■ MATERIAL SUPPLIED:
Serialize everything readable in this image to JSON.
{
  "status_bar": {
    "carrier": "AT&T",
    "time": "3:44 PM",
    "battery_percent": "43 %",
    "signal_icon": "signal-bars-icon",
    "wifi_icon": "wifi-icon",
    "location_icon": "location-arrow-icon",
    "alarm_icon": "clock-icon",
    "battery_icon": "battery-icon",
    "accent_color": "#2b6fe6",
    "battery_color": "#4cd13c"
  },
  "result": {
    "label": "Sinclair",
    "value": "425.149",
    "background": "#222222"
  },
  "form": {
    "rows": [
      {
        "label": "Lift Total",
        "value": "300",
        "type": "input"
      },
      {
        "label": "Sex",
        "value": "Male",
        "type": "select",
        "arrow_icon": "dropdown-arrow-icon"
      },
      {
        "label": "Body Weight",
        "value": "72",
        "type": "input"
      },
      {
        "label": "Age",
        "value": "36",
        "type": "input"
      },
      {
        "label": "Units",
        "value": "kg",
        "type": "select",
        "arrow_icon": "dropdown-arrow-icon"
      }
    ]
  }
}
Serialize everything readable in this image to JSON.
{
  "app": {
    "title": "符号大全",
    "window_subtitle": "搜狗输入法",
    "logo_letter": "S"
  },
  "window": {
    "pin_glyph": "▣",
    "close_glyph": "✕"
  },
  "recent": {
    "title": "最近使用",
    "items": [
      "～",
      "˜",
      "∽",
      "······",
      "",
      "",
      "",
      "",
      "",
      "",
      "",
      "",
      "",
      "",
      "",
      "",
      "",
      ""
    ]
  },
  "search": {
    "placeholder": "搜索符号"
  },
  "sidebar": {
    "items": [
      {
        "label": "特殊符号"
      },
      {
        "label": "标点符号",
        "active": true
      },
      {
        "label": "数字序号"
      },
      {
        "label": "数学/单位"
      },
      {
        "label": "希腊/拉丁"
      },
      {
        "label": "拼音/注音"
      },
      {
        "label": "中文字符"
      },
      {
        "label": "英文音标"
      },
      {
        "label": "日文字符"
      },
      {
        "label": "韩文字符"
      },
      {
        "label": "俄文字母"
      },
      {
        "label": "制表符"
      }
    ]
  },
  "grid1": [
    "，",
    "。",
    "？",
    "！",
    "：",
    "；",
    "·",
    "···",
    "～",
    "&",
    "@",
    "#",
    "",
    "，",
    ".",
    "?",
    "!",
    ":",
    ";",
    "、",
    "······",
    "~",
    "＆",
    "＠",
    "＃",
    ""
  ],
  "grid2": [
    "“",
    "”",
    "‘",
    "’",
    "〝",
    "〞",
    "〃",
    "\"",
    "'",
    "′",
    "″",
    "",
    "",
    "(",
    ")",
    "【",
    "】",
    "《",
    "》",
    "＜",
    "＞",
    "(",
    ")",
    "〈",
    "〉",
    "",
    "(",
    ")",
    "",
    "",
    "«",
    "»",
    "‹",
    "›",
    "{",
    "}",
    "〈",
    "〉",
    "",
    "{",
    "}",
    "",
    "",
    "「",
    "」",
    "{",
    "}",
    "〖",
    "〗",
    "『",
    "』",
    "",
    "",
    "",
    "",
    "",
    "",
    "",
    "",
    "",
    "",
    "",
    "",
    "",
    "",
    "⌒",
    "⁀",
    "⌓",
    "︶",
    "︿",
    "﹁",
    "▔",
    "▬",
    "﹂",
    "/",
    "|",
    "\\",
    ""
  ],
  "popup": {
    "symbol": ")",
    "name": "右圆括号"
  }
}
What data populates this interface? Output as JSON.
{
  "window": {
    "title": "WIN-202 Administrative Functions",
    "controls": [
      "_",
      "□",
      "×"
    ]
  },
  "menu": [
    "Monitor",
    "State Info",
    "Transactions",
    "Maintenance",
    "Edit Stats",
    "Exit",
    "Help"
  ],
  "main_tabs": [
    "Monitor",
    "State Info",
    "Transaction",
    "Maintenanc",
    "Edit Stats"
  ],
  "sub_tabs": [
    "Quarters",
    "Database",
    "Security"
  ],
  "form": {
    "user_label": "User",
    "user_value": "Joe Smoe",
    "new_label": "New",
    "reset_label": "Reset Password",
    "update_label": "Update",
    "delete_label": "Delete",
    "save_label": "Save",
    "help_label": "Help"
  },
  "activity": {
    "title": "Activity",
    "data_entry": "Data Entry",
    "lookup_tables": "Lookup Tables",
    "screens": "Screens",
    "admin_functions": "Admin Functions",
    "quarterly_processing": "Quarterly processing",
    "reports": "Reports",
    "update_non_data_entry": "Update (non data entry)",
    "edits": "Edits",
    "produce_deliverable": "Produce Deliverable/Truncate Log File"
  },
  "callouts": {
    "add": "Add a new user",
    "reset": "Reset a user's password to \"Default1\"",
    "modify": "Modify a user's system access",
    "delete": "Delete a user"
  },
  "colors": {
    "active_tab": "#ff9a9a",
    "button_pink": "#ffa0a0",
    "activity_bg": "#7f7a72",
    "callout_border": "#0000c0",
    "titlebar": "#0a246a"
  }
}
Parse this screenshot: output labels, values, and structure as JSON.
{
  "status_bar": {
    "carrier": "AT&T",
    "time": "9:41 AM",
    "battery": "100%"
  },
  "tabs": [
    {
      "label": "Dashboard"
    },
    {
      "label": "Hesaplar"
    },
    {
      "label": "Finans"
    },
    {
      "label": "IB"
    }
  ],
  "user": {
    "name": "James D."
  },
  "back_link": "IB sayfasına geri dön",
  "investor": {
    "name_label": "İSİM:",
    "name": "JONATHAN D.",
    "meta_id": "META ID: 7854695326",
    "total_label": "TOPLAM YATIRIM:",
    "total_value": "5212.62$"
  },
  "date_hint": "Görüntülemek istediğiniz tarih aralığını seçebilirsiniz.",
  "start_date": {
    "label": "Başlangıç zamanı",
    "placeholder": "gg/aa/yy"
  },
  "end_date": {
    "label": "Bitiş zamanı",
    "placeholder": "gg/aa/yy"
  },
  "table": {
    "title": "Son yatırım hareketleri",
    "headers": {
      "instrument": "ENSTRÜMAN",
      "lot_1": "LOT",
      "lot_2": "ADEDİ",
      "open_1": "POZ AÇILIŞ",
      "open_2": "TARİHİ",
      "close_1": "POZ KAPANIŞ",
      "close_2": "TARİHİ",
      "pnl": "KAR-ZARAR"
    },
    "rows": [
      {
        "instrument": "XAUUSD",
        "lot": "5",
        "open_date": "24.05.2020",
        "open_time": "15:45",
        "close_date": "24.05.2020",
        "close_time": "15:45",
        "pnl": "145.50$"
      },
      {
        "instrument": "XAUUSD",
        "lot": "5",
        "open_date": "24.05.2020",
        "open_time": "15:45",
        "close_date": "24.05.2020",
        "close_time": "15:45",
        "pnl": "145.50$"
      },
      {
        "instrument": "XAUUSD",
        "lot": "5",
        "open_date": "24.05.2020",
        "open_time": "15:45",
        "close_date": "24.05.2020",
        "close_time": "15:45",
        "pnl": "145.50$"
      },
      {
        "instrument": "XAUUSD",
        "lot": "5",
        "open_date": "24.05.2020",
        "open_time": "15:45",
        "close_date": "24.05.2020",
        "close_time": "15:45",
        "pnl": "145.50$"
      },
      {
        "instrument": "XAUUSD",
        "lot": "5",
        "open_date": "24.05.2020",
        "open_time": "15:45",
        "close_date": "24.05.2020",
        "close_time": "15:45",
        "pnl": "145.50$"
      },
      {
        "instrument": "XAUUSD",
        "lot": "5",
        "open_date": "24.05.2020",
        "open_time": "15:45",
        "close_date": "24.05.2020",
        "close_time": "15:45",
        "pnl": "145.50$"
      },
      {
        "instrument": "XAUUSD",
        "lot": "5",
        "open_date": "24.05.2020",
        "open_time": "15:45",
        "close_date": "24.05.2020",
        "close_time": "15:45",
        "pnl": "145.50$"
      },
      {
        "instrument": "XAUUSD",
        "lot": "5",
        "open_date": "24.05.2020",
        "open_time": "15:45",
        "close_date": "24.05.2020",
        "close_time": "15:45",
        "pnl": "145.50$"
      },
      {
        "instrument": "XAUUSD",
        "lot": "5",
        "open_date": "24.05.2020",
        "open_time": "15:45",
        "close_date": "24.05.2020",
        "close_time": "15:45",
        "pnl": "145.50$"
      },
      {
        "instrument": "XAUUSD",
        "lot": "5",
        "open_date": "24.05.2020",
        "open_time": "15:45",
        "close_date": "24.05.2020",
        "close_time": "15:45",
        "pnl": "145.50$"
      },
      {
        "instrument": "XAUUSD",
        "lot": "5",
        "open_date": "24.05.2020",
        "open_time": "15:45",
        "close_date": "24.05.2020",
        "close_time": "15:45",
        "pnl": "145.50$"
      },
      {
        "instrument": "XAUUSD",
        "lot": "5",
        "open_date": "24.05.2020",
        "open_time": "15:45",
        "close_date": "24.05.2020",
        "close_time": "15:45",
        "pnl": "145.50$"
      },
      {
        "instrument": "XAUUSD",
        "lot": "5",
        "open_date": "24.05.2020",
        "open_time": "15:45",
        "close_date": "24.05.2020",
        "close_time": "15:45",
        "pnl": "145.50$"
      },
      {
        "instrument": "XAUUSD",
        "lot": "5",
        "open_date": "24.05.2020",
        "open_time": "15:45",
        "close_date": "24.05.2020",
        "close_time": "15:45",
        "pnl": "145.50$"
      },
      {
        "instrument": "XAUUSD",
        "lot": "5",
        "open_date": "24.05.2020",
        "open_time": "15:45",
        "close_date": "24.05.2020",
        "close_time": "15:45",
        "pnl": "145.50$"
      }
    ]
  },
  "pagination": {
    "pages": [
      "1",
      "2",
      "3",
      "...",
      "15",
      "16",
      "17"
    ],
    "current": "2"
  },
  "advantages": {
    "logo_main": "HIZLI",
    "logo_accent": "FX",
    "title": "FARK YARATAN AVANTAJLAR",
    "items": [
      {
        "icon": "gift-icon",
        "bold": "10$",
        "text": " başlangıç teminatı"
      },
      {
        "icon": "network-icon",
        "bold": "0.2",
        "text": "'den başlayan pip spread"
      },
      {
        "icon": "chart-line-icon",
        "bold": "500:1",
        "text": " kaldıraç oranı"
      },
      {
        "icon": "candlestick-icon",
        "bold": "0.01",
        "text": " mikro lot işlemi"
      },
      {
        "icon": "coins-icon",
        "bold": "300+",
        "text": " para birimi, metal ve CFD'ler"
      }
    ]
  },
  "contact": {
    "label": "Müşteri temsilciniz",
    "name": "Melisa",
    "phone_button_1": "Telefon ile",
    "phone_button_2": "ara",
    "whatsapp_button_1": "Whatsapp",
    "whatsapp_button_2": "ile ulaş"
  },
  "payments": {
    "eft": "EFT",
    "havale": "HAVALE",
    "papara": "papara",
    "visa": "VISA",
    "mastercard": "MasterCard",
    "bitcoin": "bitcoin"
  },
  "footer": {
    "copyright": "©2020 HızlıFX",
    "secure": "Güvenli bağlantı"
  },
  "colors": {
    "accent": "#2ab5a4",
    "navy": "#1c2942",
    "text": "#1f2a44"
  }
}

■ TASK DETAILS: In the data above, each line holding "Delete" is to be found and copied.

■ RESULT OF THE EXERCISE:
    "delete_label": "Delete",
    "delete": "Delete a user"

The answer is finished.